◆ Task to carry out ◆
For each record below, set it down exactly but leave out any picture.

◆ Exercise data ◆
* * * * *

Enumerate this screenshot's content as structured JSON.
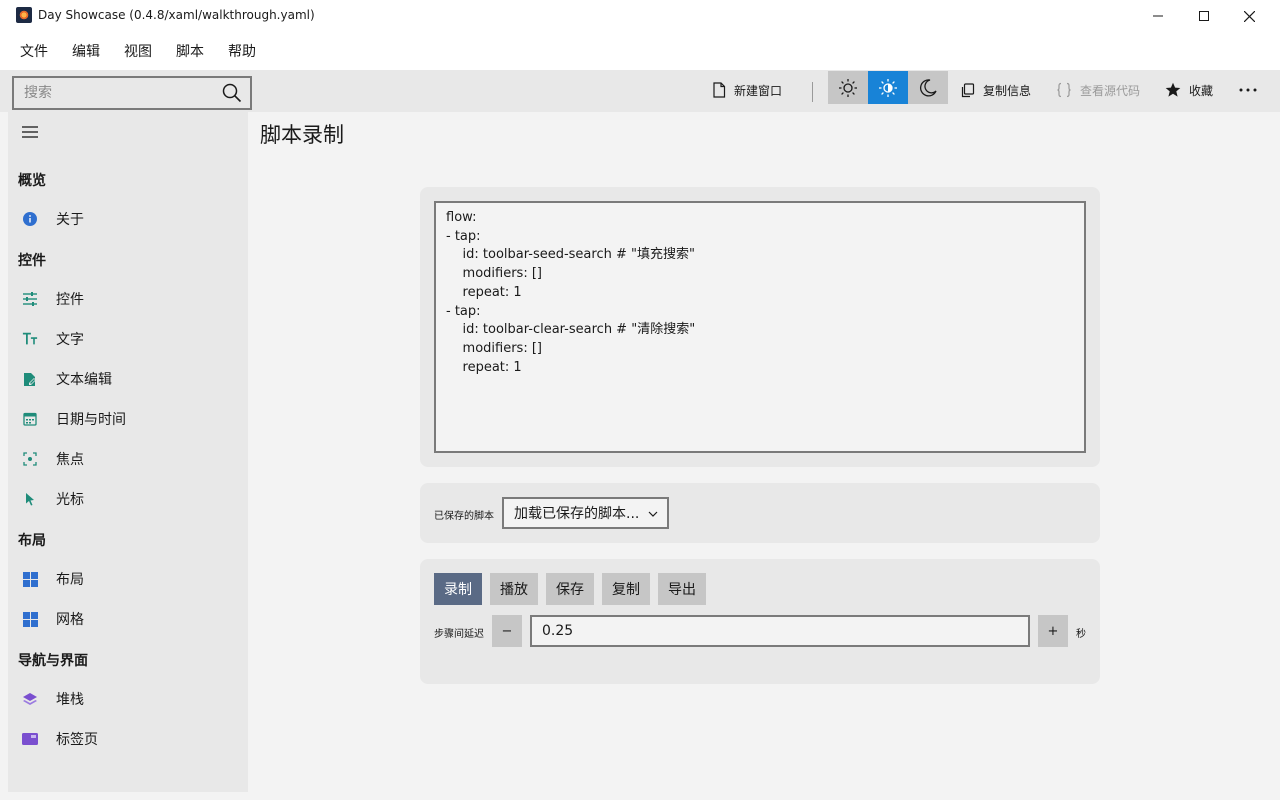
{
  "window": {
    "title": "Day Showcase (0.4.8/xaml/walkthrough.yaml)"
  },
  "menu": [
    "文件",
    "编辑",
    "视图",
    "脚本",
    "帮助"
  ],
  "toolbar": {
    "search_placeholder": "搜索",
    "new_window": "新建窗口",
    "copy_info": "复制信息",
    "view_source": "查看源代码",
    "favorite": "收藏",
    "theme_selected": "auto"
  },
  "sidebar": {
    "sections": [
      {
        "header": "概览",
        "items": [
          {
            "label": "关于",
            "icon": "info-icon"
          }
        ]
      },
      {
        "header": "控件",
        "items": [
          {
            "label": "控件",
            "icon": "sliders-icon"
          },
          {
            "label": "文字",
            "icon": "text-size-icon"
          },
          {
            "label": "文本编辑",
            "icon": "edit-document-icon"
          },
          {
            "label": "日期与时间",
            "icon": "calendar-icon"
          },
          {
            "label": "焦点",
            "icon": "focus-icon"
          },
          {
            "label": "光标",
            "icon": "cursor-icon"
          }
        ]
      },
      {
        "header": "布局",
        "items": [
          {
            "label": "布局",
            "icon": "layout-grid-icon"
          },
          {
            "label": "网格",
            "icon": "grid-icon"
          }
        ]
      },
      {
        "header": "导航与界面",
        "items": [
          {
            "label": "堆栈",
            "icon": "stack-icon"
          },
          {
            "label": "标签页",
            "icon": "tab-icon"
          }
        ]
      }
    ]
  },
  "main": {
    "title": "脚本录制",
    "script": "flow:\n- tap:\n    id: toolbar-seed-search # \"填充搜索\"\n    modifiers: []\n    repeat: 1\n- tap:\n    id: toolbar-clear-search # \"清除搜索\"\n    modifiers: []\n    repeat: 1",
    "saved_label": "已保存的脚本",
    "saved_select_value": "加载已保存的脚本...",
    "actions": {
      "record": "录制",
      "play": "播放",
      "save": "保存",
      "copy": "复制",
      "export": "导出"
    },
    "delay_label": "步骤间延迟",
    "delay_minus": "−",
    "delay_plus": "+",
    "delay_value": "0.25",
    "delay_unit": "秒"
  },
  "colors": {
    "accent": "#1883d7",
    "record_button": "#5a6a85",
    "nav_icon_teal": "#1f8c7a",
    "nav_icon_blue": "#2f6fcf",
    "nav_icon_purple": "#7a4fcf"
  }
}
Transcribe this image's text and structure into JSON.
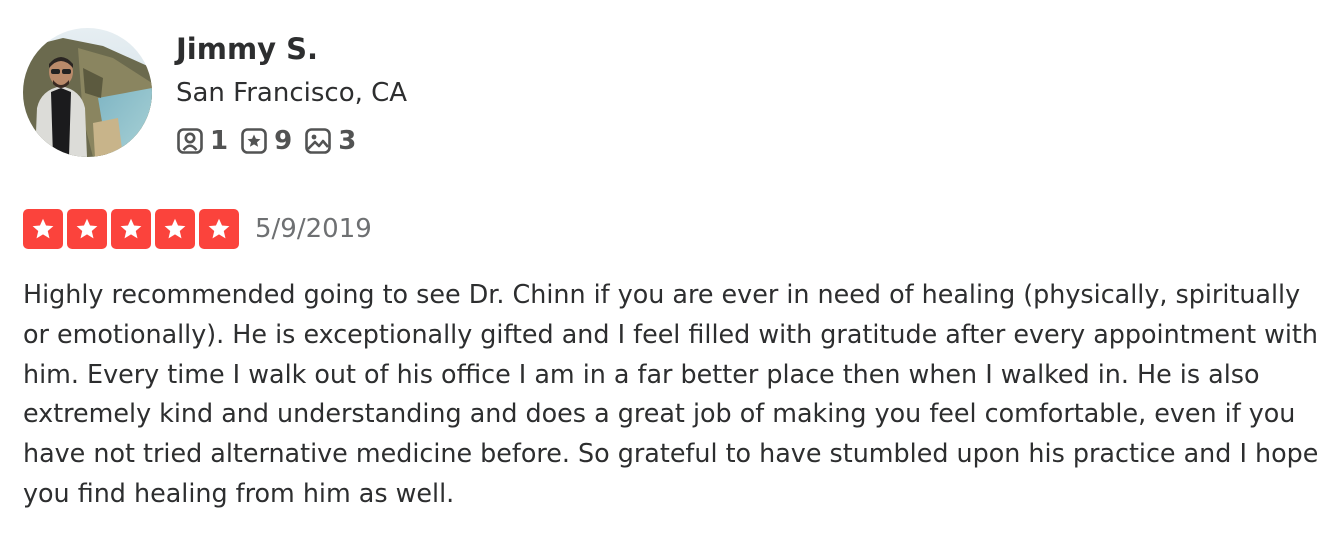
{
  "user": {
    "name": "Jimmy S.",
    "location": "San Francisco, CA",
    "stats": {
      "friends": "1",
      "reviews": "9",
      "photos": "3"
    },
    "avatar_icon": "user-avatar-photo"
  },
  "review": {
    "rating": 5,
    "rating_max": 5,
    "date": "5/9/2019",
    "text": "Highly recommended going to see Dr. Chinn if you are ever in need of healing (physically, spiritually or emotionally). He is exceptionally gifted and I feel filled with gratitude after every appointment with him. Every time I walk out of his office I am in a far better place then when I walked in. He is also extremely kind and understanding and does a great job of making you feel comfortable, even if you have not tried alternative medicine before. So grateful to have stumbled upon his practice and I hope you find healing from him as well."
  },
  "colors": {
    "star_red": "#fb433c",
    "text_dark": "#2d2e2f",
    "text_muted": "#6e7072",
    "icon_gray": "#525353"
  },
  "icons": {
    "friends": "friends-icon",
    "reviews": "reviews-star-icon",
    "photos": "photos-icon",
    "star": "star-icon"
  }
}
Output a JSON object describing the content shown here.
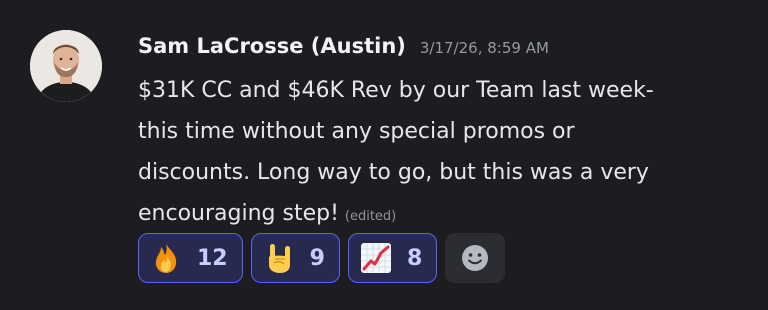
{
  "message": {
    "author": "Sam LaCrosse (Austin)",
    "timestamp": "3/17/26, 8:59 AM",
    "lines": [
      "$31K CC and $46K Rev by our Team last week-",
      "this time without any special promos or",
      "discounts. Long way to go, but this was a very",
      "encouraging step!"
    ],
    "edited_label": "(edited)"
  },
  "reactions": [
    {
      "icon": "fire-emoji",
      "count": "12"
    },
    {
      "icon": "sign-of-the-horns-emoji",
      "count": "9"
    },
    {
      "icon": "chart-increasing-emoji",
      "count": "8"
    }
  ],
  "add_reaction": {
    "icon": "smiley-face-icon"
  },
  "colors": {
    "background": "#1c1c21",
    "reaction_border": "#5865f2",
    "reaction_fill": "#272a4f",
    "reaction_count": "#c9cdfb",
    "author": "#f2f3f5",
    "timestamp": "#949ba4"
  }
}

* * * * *

◆ Response to the task ◆
Enumerate this screenshot's content as structured JSON.
{
  "window": {
    "title": "Day Showcase (0.4.8/xaml/walkthrough.yaml)"
  },
  "menu": [
    "文件",
    "编辑",
    "视图",
    "脚本",
    "帮助"
  ],
  "toolbar": {
    "search_placeholder": "搜索",
    "new_window": "新建窗口",
    "copy_info": "复制信息",
    "view_source": "查看源代码",
    "favorite": "收藏",
    "theme_selected": "auto"
  },
  "sidebar": {
    "sections": [
      {
        "header": "概览",
        "items": [
          {
            "label": "关于",
            "icon": "info-icon"
          }
        ]
      },
      {
        "header": "控件",
        "items": [
          {
            "label": "控件",
            "icon": "sliders-icon"
          },
          {
            "label": "文字",
            "icon": "text-size-icon"
          },
          {
            "label": "文本编辑",
            "icon": "edit-document-icon"
          },
          {
            "label": "日期与时间",
            "icon": "calendar-icon"
          },
          {
            "label": "焦点",
            "icon": "focus-icon"
          },
          {
            "label": "光标",
            "icon": "cursor-icon"
          }
        ]
      },
      {
        "header": "布局",
        "items": [
          {
            "label": "布局",
            "icon": "layout-grid-icon"
          },
          {
            "label": "网格",
            "icon": "grid-icon"
          }
        ]
      },
      {
        "header": "导航与界面",
        "items": [
          {
            "label": "堆栈",
            "icon": "stack-icon"
          },
          {
            "label": "标签页",
            "icon": "tab-icon"
          }
        ]
      }
    ]
  },
  "main": {
    "title": "脚本录制",
    "script": "flow:\n- tap:\n    id: toolbar-seed-search # \"填充搜索\"\n    modifiers: []\n    repeat: 1\n- tap:\n    id: toolbar-clear-search # \"清除搜索\"\n    modifiers: []\n    repeat: 1",
    "saved_label": "已保存的脚本",
    "saved_select_value": "加载已保存的脚本...",
    "actions": {
      "record": "录制",
      "play": "播放",
      "save": "保存",
      "copy": "复制",
      "export": "导出"
    },
    "delay_label": "步骤间延迟",
    "delay_minus": "−",
    "delay_plus": "+",
    "delay_value": "0.25",
    "delay_unit": "秒"
  },
  "colors": {
    "accent": "#1883d7",
    "record_button": "#5a6a85",
    "nav_icon_teal": "#1f8c7a",
    "nav_icon_blue": "#2f6fcf",
    "nav_icon_purple": "#7a4fcf"
  }
}
Transcribe this image's text and structure into JSON.
{
  "user": {
    "name": "Jimmy S.",
    "location": "San Francisco, CA",
    "stats": {
      "friends": "1",
      "reviews": "9",
      "photos": "3"
    },
    "avatar_icon": "user-avatar-photo"
  },
  "review": {
    "rating": 5,
    "rating_max": 5,
    "date": "5/9/2019",
    "text": "Highly recommended going to see Dr. Chinn if you are ever in need of healing (physically, spiritually or emotionally). He is exceptionally gifted and I feel filled with gratitude after every appointment with him. Every time I walk out of his office I am in a far better place then when I walked in. He is also extremely kind and understanding and does a great job of making you feel comfortable, even if you have not tried alternative medicine before. So grateful to have stumbled upon his practice and I hope you find healing from him as well."
  },
  "colors": {
    "star_red": "#fb433c",
    "text_dark": "#2d2e2f",
    "text_muted": "#6e7072",
    "icon_gray": "#525353"
  },
  "icons": {
    "friends": "friends-icon",
    "reviews": "reviews-star-icon",
    "photos": "photos-icon",
    "star": "star-icon"
  }
}
Output a JSON object describing the content shown here.
{
  "message": {
    "author": "Sam LaCrosse (Austin)",
    "timestamp": "3/17/26, 8:59 AM",
    "lines": [
      "$31K CC and $46K Rev by our Team last week-",
      "this time without any special promos or",
      "discounts. Long way to go, but this was a very",
      "encouraging step!"
    ],
    "edited_label": "(edited)"
  },
  "reactions": [
    {
      "icon": "fire-emoji",
      "count": "12"
    },
    {
      "icon": "sign-of-the-horns-emoji",
      "count": "9"
    },
    {
      "icon": "chart-increasing-emoji",
      "count": "8"
    }
  ],
  "add_reaction": {
    "icon": "smiley-face-icon"
  },
  "colors": {
    "background": "#1c1c21",
    "reaction_border": "#5865f2",
    "reaction_fill": "#272a4f",
    "reaction_count": "#c9cdfb",
    "author": "#f2f3f5",
    "timestamp": "#949ba4"
  }
}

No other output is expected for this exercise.